Indonesia is a good example: today there is a population of nearly 250 million people, and the country is urbanising rapidly with more than 60% of the population expected to be living in urban areas by 2025. As people shift from farming areas to the city, and as incomes rise, there will be greater demand for livestock products. A short walk around the shops in towns and cities in Indonesia shows that more and more of the national food demand is being met by imports from China and elsewhere. But local livestock production is one of the few ways that smallholder farmers can escape rural poverty – and avoid migration to urban poverty. It is important that local farmers are able to take hold of these opportunities. Forming cooperatives may be one way to compete in these international markets.
Lifestyle and identity
Finally, there is a fundamental difference in animal production between industrialised and traditional societies. In the former, the main aim is to make a profit. In the latter, livestock have a cultural importance to pastoral peoples as part of their social and cultural identity. Managing livestock can cement and encourage important community relationships and exchange mechanisms such as wedding dowries, and may even have religious significance.

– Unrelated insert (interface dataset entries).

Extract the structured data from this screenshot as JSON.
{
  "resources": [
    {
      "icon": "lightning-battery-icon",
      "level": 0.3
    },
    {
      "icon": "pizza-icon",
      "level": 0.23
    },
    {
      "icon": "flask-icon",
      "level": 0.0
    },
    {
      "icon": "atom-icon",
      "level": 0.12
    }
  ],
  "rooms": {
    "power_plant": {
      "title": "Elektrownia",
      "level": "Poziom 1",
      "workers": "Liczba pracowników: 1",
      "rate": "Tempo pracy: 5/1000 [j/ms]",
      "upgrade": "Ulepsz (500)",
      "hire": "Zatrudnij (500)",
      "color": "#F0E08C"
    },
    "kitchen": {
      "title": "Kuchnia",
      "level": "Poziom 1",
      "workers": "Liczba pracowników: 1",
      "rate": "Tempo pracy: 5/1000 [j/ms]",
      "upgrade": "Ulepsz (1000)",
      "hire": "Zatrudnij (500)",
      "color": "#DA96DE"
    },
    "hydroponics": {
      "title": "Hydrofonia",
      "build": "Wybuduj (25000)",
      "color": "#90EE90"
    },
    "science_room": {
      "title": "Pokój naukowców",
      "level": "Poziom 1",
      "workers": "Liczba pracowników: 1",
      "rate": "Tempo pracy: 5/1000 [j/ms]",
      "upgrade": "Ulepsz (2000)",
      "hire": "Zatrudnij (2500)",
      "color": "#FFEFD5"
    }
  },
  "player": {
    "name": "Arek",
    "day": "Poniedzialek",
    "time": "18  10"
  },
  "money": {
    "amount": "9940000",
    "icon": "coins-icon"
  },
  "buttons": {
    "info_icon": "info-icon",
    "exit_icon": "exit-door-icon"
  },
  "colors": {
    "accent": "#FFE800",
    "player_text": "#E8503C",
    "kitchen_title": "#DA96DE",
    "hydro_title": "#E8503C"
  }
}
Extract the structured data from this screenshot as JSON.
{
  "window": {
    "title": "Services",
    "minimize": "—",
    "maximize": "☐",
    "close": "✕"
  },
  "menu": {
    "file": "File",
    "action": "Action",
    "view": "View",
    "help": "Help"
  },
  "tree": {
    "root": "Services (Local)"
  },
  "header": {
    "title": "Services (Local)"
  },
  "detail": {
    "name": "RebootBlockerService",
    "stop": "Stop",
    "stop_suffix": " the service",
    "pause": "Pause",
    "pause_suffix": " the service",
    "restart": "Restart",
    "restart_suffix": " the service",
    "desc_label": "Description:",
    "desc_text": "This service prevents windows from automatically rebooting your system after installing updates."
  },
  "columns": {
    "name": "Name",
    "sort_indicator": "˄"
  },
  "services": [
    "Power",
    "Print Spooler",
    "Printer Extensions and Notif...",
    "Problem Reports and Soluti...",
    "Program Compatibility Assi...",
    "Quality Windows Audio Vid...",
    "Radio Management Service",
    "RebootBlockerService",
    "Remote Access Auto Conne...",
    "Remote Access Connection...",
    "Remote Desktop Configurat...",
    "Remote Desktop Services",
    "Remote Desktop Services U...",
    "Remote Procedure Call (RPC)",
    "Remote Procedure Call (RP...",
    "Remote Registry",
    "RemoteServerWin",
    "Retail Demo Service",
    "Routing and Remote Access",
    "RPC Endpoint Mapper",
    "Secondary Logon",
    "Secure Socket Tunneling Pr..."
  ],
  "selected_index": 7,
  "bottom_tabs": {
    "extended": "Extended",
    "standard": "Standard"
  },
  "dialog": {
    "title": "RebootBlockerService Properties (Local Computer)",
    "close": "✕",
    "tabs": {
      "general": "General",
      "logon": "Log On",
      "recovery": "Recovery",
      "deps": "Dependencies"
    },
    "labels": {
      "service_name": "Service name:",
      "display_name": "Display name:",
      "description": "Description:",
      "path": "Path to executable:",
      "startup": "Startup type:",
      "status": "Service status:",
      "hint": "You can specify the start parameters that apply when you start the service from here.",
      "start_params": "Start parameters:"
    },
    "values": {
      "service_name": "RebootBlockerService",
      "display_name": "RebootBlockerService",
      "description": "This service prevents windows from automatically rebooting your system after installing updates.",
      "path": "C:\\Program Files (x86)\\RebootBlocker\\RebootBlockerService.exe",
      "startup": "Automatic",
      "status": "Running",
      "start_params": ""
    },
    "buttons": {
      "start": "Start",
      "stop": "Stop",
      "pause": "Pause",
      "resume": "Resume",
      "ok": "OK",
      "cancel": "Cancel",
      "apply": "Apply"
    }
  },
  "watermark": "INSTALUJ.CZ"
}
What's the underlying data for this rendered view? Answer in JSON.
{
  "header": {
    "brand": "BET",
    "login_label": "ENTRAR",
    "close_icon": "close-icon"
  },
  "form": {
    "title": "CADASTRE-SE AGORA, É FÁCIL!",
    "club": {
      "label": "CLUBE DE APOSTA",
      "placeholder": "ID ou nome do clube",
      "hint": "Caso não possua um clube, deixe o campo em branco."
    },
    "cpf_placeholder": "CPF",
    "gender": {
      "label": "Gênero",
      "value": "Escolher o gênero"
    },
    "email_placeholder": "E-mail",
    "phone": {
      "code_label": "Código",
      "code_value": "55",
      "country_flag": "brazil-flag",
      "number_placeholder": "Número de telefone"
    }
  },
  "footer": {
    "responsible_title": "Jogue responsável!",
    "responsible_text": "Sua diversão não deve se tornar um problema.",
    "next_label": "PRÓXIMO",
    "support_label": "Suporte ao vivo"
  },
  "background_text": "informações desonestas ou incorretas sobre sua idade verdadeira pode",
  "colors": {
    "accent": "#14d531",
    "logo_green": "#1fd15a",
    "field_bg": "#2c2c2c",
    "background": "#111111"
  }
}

Tearfund partner ZOE works with child-headed households in Bulawayo, Zimbabwe, providing them with goats. Photo: Eleanor Bentall/Tearfund
Problems of lifestyle and diet have become extreme for communities such as the Inuit of Canada. Traditionally, they have hunted over wide areas and domesticated livestock species, but recent policies have forced people to live in particular areas, changing the hunting, gathering and trapping lifestyle of the people to sedentary village life. This process of cultural and physical dispossession has caused a decline in physical and mental health and in community life. The whole existence of such minority peoples is threatened by the changes to their relationship with livestock that have been forced on them by others.
So what can we say: are livestock a blessing or a burden? There is no simple answer to the question and of course, the type of livestock production practised and the ecological context both matter. But think about one of the most common livestock problems, which is this: if someone else’s cow eats my crops, is it the fault of the cow? Maybe the problem is not with livestock but with people. Livestock were created to be a blessing, but we need to manage them well otherwise they can turn into a burden for our communities and our world.
Dr Nigel Poole works on a range of issues of international development at the School of Oriental and African Studies. He worked for Tearfund from 1980–1991 and is a long-standing member of the Footsteps Editorial Committee.